But Republicans and Democrats are much more divided over other policy proposals, such as whether to allow ordinary citizens increased rights to carry concealed weapons – according to a survey from Pew Research Center.
Walmart is the largest retail gun dealer in America. That’s why protesters gathered outside a Walmart in Florida last week—just a mile from where the Parkland massacre took place last year—to demand Walmart stop selling guns. The protest made headlines across the country—and is part of a growing movement of people who are pushing Walmart to change its policies.
This week, let’s keep building that momentum—by hand-delivering letters to Walmarts across the country, demanding they stop selling firearms.
MoveOn members are working with the Walmart Must Act coalition—including Guns Down, Color Of Change, March for Our Lives, Women’s March, the American Federation of Teachers, and more—to keep up the pressure on Walmart. Walmart may be the largest retail gun dealer in the country, but we know that it is susceptible to public pressure.
Here’s what you can do:
Print out a letter at home. (It’s provided on the website.)
Deliver it to your local customer service counter and say it’s a message for the manager.
Take a photo or video of yourself delivering it—or have a friend join you—so you can share your experience on social media with the hashtag #WalmartMustAct.
Police in Philadelphia have arrested a gunman who sparked an almost eight-hour standoff after he opened fire on officers serving a warrant for drug crimes, injuring six officers. A 36-year-old suspect was taken into custody around midnight after a SWAT team fired tear gas into the building where he’d holed up. The man was reportedly heavily armed and had an AK-47 assault rifle. This is Philadelphia Mayor Jim Kenney.

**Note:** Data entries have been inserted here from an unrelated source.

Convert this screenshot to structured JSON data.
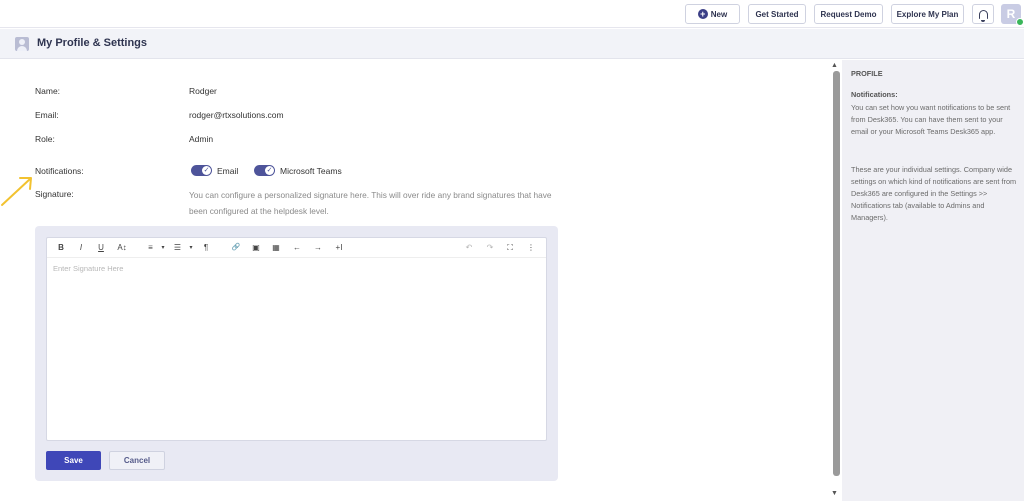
{
  "topbar": {
    "new_label": "New",
    "get_started_label": "Get Started",
    "request_demo_label": "Request Demo",
    "explore_plan_label": "Explore My Plan",
    "avatar_initial": "R"
  },
  "header": {
    "title": "My Profile & Settings"
  },
  "profile": {
    "name_label": "Name:",
    "name_value": "Rodger",
    "email_label": "Email:",
    "email_value": "rodger@rtxsolutions.com",
    "role_label": "Role:",
    "role_value": "Admin",
    "notifications_label": "Notifications:",
    "notifications": [
      {
        "label": "Email",
        "enabled": true
      },
      {
        "label": "Microsoft Teams",
        "enabled": true
      }
    ],
    "signature_label": "Signature:",
    "signature_desc": "You can configure a personalized signature here. This will over ride any brand signatures that have been configured at the helpdesk level."
  },
  "editor": {
    "placeholder": "Enter Signature Here",
    "tools": [
      "B",
      "I",
      "U",
      "A↕",
      "≡",
      "▾",
      "☰",
      "▾",
      "¶",
      "🔗",
      "▣",
      "▦",
      "←",
      "→",
      "+I",
      "↶",
      "↷",
      "⛶",
      "⋮"
    ]
  },
  "actions": {
    "save_label": "Save",
    "cancel_label": "Cancel"
  },
  "sidepanel": {
    "title": "PROFILE",
    "subtitle": "Notifications:",
    "para1": "You can set how you want notifications to be sent from Desk365. You can have them sent to your email or your Microsoft Teams Desk365 app.",
    "para2": "These are your individual settings. Company wide settings on which kind of notifications are sent from Desk365 are configured in the Settings >> Notifications tab (available to Admins and Managers)."
  },
  "colors": {
    "accent": "#3f47b8",
    "toggle_on": "#4e549a",
    "arrow": "#f2c230"
  }
}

Mayor Jim Kenney: “It’s aggravating. It’s saddening. And it’s just something that we need to do something about. And if the state and federal government don’t want to stand up to the NRA and some other folks, then let us — let us — police ourselves. But they preempt us on all kinds of gun control legislation. Our officers deserve to be protected, and they don’t deserve to be shot at by a guy for hours with an unlimited supply of weapons and an unlimited supply of bullets.”
Was it okay as long as it was just regular citizens? Children?